(GIVEN DATA Opens)

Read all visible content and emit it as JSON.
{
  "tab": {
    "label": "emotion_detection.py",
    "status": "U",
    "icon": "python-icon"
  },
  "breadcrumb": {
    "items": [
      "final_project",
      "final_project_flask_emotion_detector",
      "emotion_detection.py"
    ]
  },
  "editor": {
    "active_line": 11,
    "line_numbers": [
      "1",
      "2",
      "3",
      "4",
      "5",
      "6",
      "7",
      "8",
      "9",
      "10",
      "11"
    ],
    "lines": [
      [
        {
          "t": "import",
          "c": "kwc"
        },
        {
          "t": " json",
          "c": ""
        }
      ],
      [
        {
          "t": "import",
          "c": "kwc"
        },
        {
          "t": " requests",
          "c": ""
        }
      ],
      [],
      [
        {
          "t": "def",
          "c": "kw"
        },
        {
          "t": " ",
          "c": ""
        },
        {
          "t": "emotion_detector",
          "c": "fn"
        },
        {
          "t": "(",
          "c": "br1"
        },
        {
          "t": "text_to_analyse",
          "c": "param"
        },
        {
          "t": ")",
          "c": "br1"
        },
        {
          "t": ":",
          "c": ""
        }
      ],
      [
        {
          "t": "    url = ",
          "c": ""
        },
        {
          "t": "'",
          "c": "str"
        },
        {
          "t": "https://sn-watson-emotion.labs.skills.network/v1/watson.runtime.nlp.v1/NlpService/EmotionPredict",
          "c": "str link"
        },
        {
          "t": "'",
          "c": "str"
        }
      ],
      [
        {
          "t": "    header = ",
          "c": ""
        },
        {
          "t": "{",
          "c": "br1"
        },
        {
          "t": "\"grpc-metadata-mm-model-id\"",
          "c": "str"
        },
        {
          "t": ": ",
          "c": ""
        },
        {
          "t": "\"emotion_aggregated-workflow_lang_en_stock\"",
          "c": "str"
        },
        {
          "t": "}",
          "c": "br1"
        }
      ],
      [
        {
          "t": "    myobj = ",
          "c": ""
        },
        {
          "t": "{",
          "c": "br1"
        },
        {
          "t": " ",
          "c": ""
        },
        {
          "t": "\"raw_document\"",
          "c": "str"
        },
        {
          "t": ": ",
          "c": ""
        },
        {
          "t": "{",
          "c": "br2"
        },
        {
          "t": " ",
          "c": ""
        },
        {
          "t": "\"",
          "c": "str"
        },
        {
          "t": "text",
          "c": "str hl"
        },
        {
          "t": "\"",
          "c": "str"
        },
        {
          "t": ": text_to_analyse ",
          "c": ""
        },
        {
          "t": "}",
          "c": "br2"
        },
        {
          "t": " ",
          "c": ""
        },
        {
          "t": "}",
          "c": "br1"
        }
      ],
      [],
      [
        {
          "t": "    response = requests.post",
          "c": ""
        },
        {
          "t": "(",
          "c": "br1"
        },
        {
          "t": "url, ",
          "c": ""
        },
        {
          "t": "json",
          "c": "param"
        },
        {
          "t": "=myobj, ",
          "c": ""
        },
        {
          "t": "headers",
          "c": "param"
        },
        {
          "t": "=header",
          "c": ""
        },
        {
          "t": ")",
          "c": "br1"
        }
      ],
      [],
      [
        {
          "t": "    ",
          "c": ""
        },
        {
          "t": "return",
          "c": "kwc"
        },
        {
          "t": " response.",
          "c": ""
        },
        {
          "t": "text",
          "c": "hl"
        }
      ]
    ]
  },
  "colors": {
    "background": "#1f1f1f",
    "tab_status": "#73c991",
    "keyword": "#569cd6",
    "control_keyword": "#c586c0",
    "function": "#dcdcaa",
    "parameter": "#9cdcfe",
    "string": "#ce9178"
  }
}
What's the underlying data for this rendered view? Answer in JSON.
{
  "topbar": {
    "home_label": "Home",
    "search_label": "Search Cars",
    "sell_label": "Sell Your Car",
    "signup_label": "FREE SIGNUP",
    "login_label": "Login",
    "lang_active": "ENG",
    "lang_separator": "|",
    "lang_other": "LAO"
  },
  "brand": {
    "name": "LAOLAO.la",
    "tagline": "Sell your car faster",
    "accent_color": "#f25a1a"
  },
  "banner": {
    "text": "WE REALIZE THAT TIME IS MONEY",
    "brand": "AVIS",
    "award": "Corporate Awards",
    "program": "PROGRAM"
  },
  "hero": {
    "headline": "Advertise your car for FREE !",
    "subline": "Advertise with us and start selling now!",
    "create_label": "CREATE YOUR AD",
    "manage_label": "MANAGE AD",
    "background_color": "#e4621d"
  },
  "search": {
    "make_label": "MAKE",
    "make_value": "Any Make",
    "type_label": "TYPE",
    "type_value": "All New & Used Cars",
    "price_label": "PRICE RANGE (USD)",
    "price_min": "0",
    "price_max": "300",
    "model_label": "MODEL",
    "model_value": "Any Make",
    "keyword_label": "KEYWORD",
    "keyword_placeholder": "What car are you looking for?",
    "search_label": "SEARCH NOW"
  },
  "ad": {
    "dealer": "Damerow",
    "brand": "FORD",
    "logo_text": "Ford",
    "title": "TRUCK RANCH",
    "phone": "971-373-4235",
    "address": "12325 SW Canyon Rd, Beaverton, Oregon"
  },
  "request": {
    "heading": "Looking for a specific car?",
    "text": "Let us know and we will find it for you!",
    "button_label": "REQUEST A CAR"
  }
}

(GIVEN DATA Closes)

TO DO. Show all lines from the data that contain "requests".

SOLUTION TO THIS TASK.
          "t": " requests",
          "t": "    response = requests.post",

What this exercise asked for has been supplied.